* Task to complete: Among the lines of the material, copy those that hold the string "Locks".

* Records supplied:
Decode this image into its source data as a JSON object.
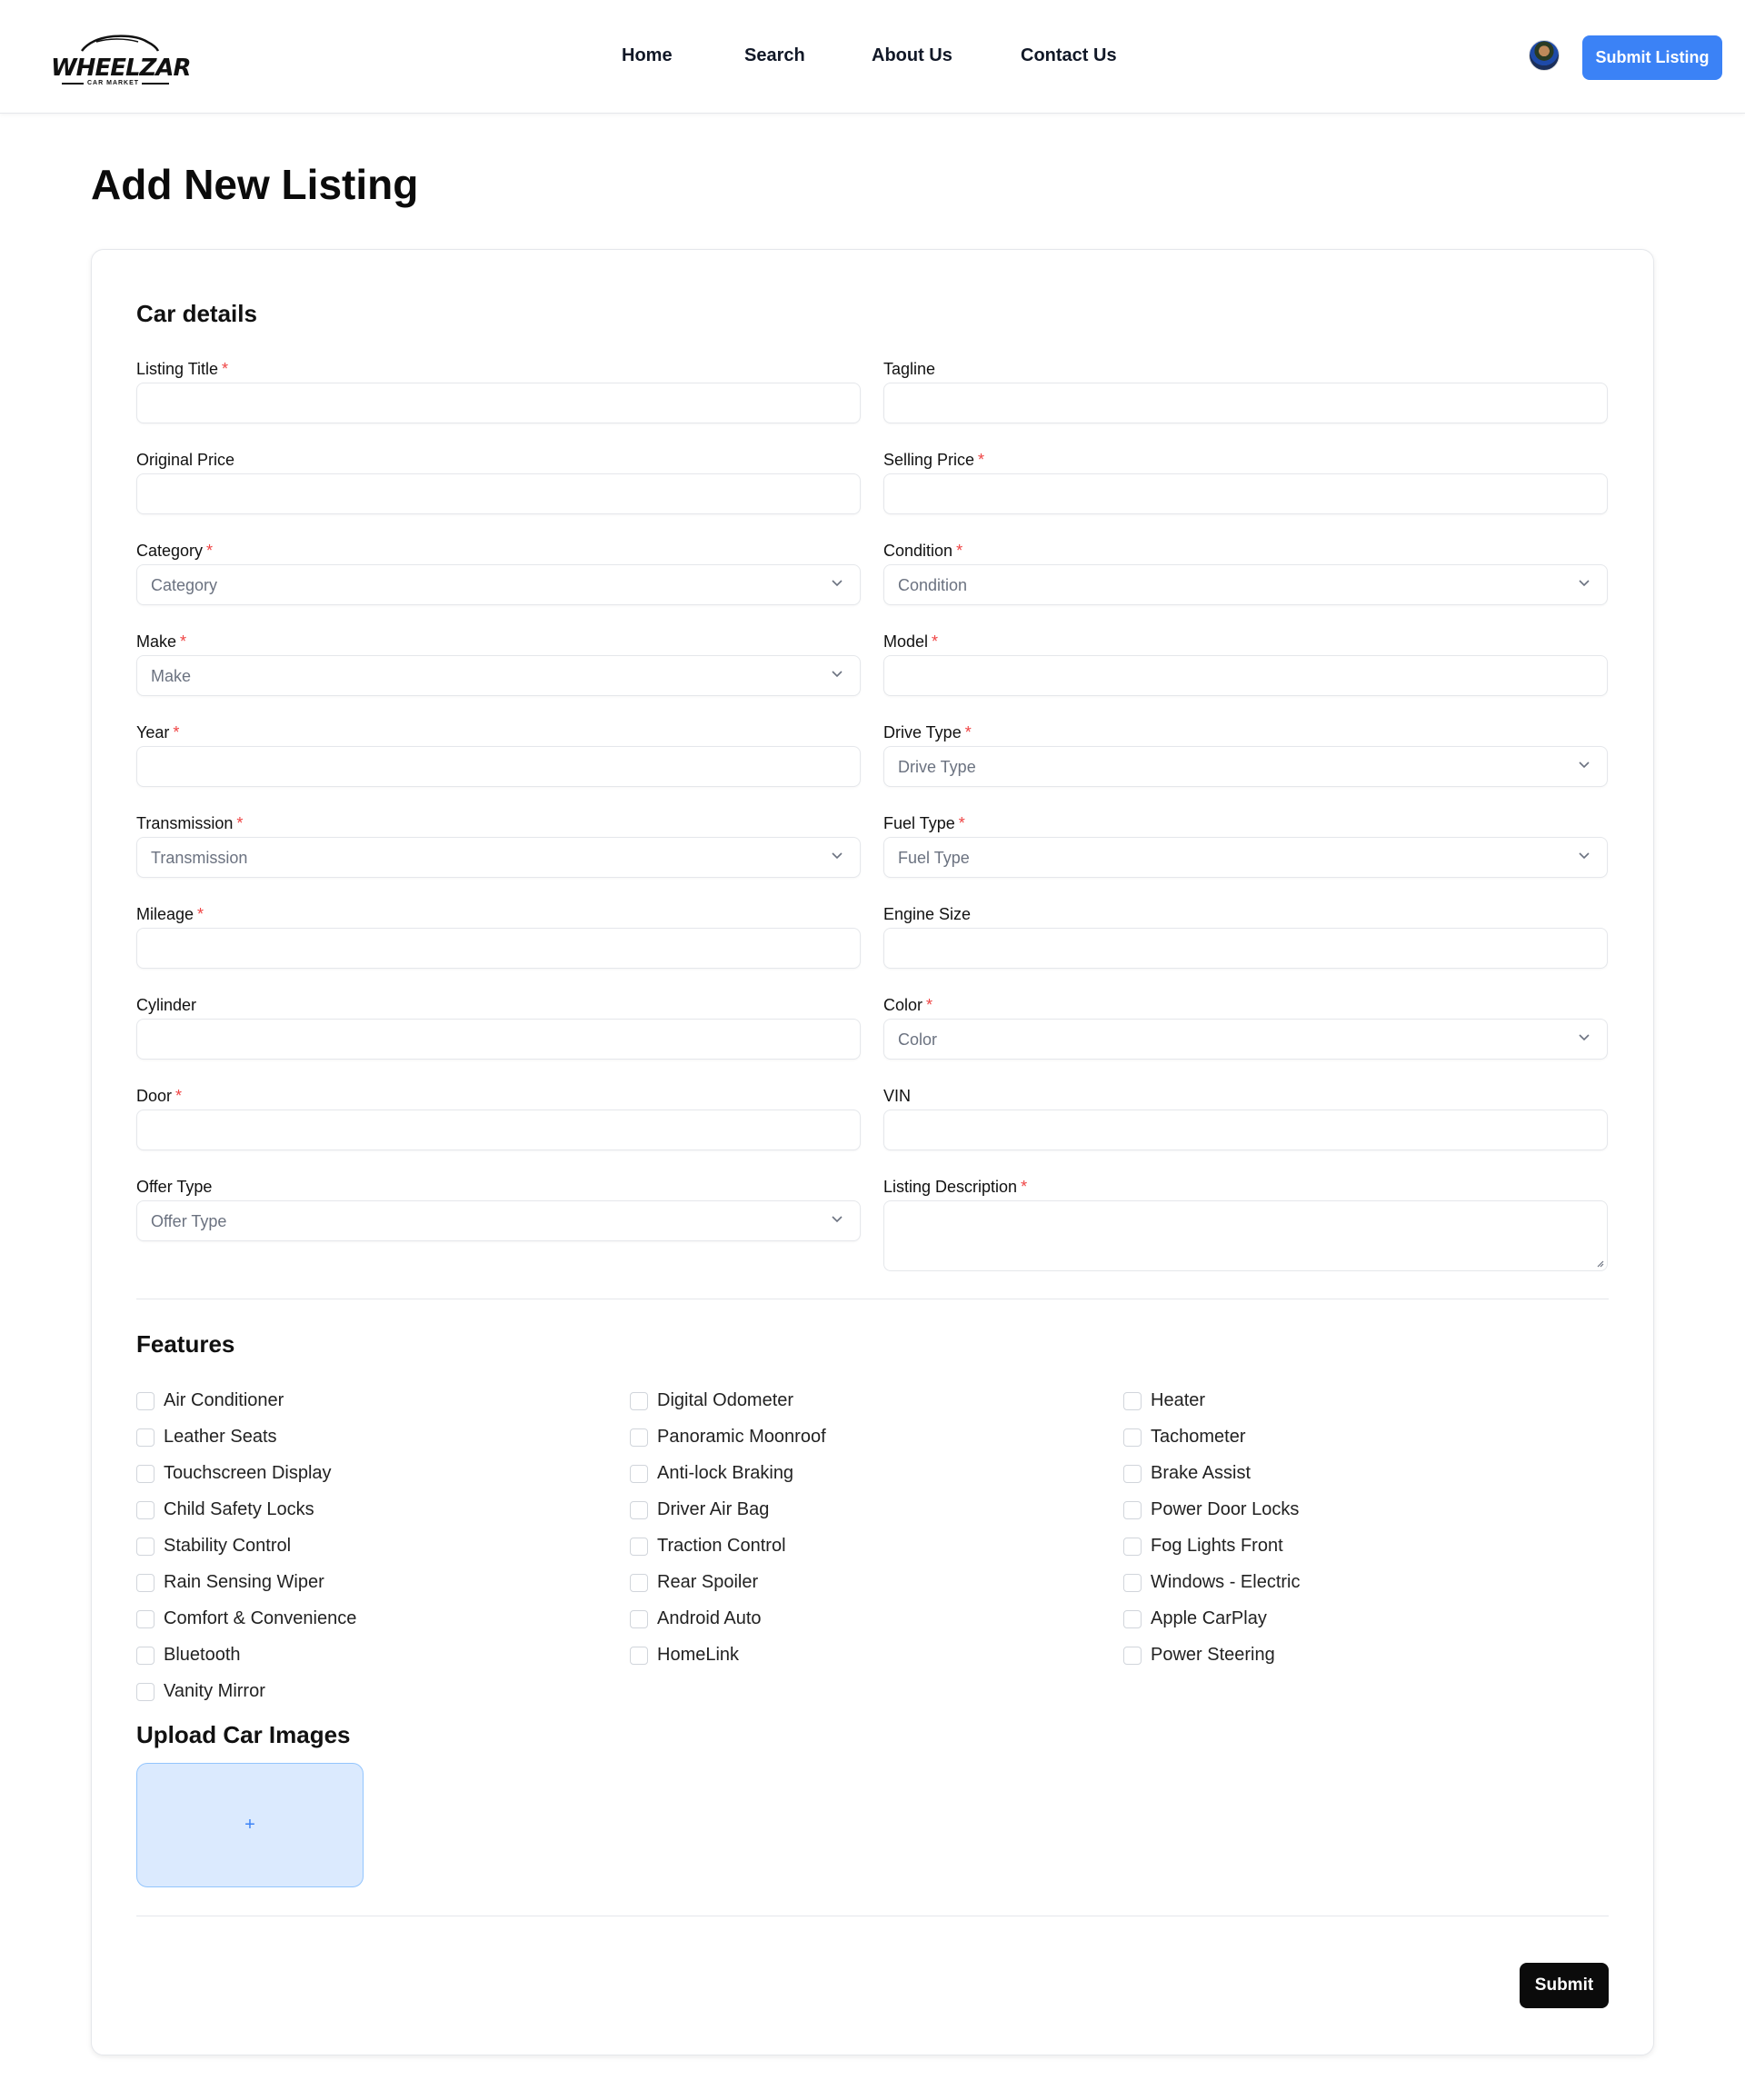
{
  "brand": {
    "logo_text": "WHEELZAR",
    "logo_subtext": "CAR MARKET"
  },
  "nav": {
    "home": "Home",
    "search": "Search",
    "about": "About Us",
    "contact": "Contact Us"
  },
  "header": {
    "submit_listing_label": "Submit Listing"
  },
  "page": {
    "title": "Add New Listing"
  },
  "form": {
    "car_details_title": "Car details",
    "fields": {
      "listing_title": {
        "label": "Listing Title",
        "required": "*"
      },
      "tagline": {
        "label": "Tagline"
      },
      "original_price": {
        "label": "Original Price"
      },
      "selling_price": {
        "label": "Selling Price",
        "required": "*"
      },
      "category": {
        "label": "Category",
        "required": "*",
        "placeholder": "Category"
      },
      "condition": {
        "label": "Condition",
        "required": "*",
        "placeholder": "Condition"
      },
      "make": {
        "label": "Make",
        "required": "*",
        "placeholder": "Make"
      },
      "model": {
        "label": "Model",
        "required": "*"
      },
      "year": {
        "label": "Year",
        "required": "*"
      },
      "drive_type": {
        "label": "Drive Type",
        "required": "*",
        "placeholder": "Drive Type"
      },
      "transmission": {
        "label": "Transmission",
        "required": "*",
        "placeholder": "Transmission"
      },
      "fuel_type": {
        "label": "Fuel Type",
        "required": "*",
        "placeholder": "Fuel Type"
      },
      "mileage": {
        "label": "Mileage",
        "required": "*"
      },
      "engine_size": {
        "label": "Engine Size"
      },
      "cylinder": {
        "label": "Cylinder"
      },
      "color": {
        "label": "Color",
        "required": "*",
        "placeholder": "Color"
      },
      "door": {
        "label": "Door",
        "required": "*"
      },
      "vin": {
        "label": "VIN"
      },
      "offer_type": {
        "label": "Offer Type",
        "placeholder": "Offer Type"
      },
      "listing_description": {
        "label": "Listing Description",
        "required": "*"
      }
    },
    "features_title": "Features",
    "features": [
      "Air Conditioner",
      "Digital Odometer",
      "Heater",
      "Leather Seats",
      "Panoramic Moonroof",
      "Tachometer",
      "Touchscreen Display",
      "Anti-lock Braking",
      "Brake Assist",
      "Child Safety Locks",
      "Driver Air Bag",
      "Power Door Locks",
      "Stability Control",
      "Traction Control",
      "Fog Lights Front",
      "Rain Sensing Wiper",
      "Rear Spoiler",
      "Windows - Electric",
      "Comfort & Convenience",
      "Android Auto",
      "Apple CarPlay",
      "Bluetooth",
      "HomeLink",
      "Power Steering",
      "Vanity Mirror"
    ],
    "upload_title": "Upload Car Images",
    "upload_plus": "+",
    "submit_label": "Submit"
  },
  "colors": {
    "primary": "#3b82f6",
    "required": "#ef4444",
    "submit_bg": "#0b0b0b",
    "upload_bg": "#dbeafe"
  }
}
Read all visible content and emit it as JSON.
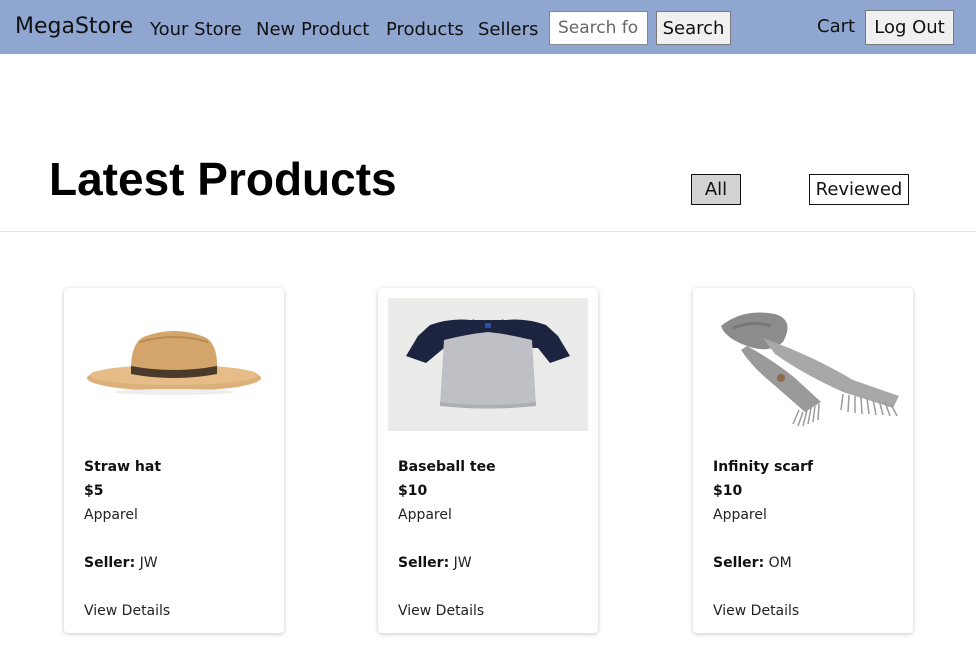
{
  "nav": {
    "brand": "MegaStore",
    "links": [
      "Your Store",
      "New Product",
      "Products",
      "Sellers"
    ],
    "search_placeholder": "Search for",
    "search_button": "Search",
    "cart": "Cart",
    "logout": "Log Out"
  },
  "main": {
    "title": "Latest Products",
    "filters": [
      {
        "label": "All",
        "active": true
      },
      {
        "label": "Reviewed",
        "active": false
      }
    ]
  },
  "products": [
    {
      "name": "Straw hat",
      "price": "$5",
      "category": "Apparel",
      "seller_label": "Seller:",
      "seller": "JW",
      "details": "View Details",
      "image": "straw-hat"
    },
    {
      "name": "Baseball tee",
      "price": "$10",
      "category": "Apparel",
      "seller_label": "Seller:",
      "seller": "JW",
      "details": "View Details",
      "image": "baseball-tee"
    },
    {
      "name": "Infinity scarf",
      "price": "$10",
      "category": "Apparel",
      "seller_label": "Seller:",
      "seller": "OM",
      "details": "View Details",
      "image": "infinity-scarf"
    }
  ],
  "colors": {
    "navbar_bg": "#8fa6d0",
    "active_filter_bg": "#d3d3d3"
  }
}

* Answer space:
      "Child Safety Locks",
      "Power Door Locks",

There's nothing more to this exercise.